Our robot swarm experiment demonstrated the feasibility of a robotic swarm able to autonomously develop a strategy to accomplish a mission, sharing information and reacting to potential challenges such as one or more unit failures. This is a step towards a system acting autonomously on behalf of a human without risking the rescuers’ own safety. We can further apply these systems in disaster recovery operations, in the presence of chemical or radioactive leaks, for example, safeguarding nature and human life alike during the operation. The command system in our swarm demonstration was also portable, allowing the possibility for any human personnel to remain at a safe distance while the reconnaissance swarm gathers information. Specific applications include civil protection programs and interventions.
Eurolink Systems is currently working on a program presented at this year’s DronItaly, developing the Lazio government’s “Territorial Security and Surveillance System” (S3T). This is an IoT-based platform that allows a network of heterogeneous unmanned sensors and robots to monitor pollution through data acquisition, analysis and dissemination.
The system will facilitate the prediction of pollution impact on coasts and coastal cities, gathering and analyzing wind, tidal information and sources of pollution.
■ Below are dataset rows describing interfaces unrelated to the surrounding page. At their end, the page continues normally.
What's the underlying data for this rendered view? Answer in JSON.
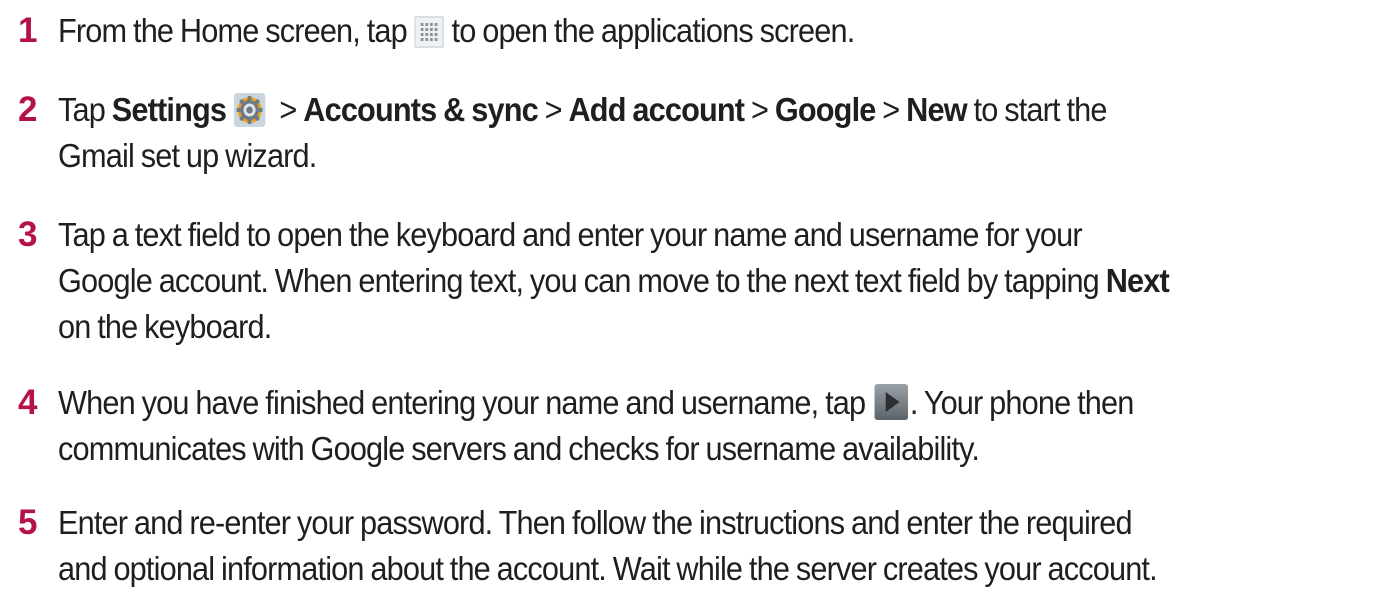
{
  "steps": [
    {
      "number": "1",
      "t1": "From the Home screen, tap",
      "t2": "to open the applications screen."
    },
    {
      "number": "2",
      "t1": "Tap",
      "b1": "Settings",
      "sep": ">",
      "b2": "Accounts & sync",
      "b3": "Add account",
      "b4": "Google",
      "b5": "New",
      "t2": "to start the",
      "t3": "Gmail set up wizard."
    },
    {
      "number": "3",
      "t1": "Tap a text field to open the keyboard and enter your name and username for your",
      "t2": "Google account. When entering text, you can move to the next text field by tapping",
      "b1": "Next",
      "t3": "on the keyboard."
    },
    {
      "number": "4",
      "t1": "When you have finished entering your name and username, tap",
      "t2": ". Your phone then",
      "t3": "communicates with Google servers and checks for username availability."
    },
    {
      "number": "5",
      "t1": "Enter and re-enter your password. Then follow the instructions and enter the required",
      "t2": "and optional information about the account. Wait while the server creates your account."
    }
  ],
  "icons": {
    "apps": "apps-grid-icon",
    "settings": "settings-gear-icon",
    "next": "next-arrow-icon"
  },
  "colors": {
    "step_number": "#b5124b",
    "text": "#1f1f1f"
  }
}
The system will simultaneously provide the regional and national environmental Agencies (ARPA and ISPRA) with the information needed to manage and control the effects of pollution, enabling them to put targeted countermeasures in place.
The next challenge we are facing is the “algorithm ecosystem” concerning all the sensors, actuators and processing power available now and over the next few years. The core challenge will be data fusion and harmonization from different sensors and to different actuators, and the “rules” or algorithms that will process the required work in real-time. Systems based on auto-learning and neural architectures will improve dramatically to drive this revolution, also influencing smart or digital cities where cars, robots and humans will share a common ecosystem.